Items from a dataset:
== Segment start ==

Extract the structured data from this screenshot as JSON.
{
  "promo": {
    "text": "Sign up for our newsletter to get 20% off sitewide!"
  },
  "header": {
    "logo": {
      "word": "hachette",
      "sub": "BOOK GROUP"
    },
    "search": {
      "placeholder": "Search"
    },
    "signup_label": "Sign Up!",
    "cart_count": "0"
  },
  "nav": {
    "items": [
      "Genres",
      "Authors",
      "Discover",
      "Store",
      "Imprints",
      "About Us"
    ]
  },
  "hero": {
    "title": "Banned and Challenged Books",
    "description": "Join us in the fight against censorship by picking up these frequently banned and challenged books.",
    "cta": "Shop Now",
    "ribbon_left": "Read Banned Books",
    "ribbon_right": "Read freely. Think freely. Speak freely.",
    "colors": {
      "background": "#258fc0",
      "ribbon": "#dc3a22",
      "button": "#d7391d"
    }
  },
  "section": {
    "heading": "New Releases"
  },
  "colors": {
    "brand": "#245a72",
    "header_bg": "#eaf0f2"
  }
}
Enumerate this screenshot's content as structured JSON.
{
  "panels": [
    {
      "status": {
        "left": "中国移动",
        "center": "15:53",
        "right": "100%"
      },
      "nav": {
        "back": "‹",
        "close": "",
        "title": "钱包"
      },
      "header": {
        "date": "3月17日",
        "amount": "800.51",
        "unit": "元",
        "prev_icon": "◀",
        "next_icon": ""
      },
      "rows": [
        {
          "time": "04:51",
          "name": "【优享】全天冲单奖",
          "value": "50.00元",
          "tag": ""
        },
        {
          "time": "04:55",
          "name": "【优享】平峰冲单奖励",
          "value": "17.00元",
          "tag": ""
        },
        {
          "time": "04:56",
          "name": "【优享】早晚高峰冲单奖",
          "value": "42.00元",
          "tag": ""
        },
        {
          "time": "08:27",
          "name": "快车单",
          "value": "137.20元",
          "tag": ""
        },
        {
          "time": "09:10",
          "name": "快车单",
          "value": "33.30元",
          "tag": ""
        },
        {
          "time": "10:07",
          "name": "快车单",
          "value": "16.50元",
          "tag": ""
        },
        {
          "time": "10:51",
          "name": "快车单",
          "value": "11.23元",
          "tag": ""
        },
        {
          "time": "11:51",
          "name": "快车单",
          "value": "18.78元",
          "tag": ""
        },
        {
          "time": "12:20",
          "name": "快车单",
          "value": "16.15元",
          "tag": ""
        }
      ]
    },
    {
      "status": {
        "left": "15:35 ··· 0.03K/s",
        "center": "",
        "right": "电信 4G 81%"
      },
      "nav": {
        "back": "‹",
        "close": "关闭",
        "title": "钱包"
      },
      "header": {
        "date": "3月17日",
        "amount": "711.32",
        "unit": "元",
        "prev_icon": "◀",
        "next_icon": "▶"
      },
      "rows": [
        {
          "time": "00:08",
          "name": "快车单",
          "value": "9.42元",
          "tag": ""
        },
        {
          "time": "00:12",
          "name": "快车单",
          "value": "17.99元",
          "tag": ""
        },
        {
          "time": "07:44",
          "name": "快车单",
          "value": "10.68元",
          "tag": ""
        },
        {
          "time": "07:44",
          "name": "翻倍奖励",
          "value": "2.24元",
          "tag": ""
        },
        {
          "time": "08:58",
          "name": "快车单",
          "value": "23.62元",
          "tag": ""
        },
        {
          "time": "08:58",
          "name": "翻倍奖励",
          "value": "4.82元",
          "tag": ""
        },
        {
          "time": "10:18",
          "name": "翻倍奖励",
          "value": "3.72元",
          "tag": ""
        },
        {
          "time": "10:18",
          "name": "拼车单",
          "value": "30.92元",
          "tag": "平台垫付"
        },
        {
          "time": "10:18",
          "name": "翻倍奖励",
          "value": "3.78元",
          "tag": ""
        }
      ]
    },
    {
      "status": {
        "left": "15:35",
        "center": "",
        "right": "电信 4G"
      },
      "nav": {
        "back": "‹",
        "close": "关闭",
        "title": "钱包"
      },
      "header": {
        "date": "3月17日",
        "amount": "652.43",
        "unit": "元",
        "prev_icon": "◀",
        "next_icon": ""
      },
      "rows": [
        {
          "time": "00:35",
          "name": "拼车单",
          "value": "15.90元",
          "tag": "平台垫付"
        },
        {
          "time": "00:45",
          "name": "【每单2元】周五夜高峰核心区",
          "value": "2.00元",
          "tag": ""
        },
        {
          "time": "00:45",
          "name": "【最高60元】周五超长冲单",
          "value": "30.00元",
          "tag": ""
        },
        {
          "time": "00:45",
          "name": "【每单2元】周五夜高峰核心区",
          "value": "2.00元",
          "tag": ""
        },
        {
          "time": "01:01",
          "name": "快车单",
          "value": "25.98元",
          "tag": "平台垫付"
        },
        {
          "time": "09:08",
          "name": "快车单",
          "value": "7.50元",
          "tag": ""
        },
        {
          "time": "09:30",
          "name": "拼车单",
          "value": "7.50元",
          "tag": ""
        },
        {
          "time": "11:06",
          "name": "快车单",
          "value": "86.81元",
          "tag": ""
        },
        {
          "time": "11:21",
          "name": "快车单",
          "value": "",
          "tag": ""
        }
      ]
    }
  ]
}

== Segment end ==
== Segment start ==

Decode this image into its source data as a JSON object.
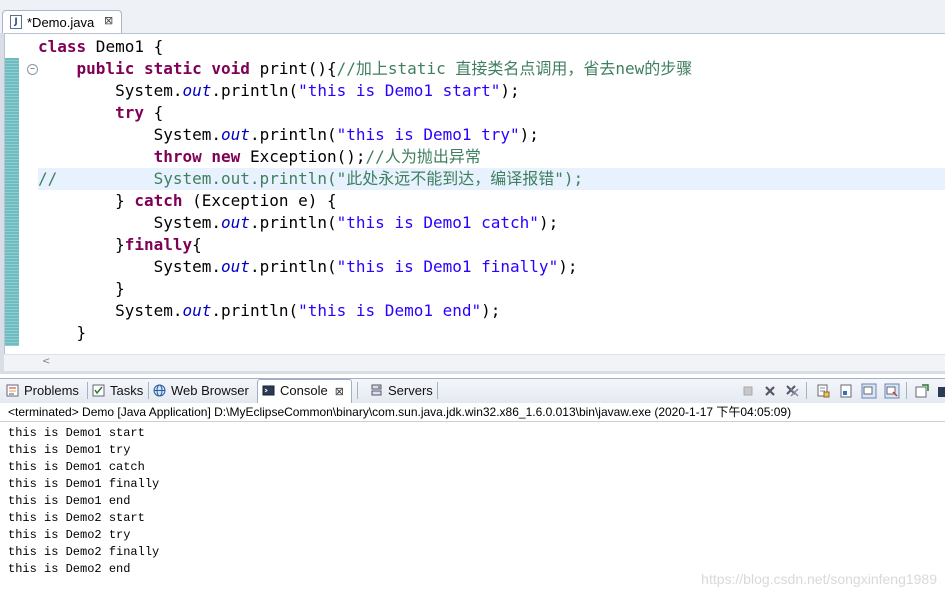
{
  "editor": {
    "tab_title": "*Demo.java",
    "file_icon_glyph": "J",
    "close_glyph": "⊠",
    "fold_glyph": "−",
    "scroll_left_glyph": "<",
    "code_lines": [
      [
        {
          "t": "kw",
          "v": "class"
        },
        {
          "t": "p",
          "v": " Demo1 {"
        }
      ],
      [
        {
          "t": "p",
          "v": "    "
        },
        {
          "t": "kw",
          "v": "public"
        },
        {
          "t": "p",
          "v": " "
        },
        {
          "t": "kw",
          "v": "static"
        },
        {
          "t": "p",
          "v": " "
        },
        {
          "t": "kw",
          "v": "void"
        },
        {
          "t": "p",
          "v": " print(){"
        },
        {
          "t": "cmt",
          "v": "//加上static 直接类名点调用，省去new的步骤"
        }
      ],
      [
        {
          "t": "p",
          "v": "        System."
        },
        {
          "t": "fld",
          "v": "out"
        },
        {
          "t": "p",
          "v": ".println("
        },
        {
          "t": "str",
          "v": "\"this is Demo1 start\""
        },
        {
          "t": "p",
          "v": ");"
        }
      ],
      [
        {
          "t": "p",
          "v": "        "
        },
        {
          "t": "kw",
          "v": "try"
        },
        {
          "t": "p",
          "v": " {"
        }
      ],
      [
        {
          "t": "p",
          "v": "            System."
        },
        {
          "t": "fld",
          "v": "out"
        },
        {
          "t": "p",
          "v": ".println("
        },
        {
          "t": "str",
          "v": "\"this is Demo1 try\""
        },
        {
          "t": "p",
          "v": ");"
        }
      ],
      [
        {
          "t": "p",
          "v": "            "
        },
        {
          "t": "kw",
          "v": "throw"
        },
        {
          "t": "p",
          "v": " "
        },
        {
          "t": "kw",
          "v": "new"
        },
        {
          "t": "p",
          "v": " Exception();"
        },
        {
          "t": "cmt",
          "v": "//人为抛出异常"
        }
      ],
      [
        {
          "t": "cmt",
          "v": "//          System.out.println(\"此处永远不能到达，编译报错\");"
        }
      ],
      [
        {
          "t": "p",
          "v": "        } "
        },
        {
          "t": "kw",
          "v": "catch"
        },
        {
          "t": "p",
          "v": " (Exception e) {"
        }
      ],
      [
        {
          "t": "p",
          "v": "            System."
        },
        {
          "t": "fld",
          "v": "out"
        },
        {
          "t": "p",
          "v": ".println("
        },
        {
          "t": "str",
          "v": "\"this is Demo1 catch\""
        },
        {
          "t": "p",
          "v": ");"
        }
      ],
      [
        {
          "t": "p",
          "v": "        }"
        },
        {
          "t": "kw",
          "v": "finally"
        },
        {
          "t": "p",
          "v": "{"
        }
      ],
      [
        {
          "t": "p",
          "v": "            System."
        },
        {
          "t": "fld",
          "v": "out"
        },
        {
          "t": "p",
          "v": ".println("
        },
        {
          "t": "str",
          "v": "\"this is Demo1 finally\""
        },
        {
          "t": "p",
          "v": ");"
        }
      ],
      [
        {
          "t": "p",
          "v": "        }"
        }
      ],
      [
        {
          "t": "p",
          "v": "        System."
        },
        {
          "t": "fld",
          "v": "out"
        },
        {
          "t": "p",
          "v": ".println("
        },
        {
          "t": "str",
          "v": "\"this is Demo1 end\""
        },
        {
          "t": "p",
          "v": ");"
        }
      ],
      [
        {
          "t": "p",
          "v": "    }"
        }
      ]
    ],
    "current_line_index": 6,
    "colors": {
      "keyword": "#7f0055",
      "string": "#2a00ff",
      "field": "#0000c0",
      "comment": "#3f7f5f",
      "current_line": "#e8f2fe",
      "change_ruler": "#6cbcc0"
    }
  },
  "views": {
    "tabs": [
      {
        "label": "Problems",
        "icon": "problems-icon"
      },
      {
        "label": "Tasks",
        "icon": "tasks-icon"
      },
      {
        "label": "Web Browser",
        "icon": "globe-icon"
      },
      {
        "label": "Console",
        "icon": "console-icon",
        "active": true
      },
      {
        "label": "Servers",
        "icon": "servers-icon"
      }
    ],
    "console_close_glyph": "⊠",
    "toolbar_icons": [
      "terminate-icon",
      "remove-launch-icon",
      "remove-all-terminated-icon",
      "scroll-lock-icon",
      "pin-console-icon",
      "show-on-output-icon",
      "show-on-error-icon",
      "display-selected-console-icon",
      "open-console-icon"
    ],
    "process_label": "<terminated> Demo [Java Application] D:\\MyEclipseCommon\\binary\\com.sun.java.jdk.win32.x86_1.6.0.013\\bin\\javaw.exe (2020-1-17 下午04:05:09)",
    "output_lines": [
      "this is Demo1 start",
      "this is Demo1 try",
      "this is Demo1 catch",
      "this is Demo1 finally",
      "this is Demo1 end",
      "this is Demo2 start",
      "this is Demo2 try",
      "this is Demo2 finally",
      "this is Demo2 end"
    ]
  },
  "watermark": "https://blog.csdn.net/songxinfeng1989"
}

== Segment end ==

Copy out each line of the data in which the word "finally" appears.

*Solution to the exercise*
          "v": "finally"
          "v": "\"this is Demo1 finally\""
      "this is Demo1 finally",
      "this is Demo2 finally",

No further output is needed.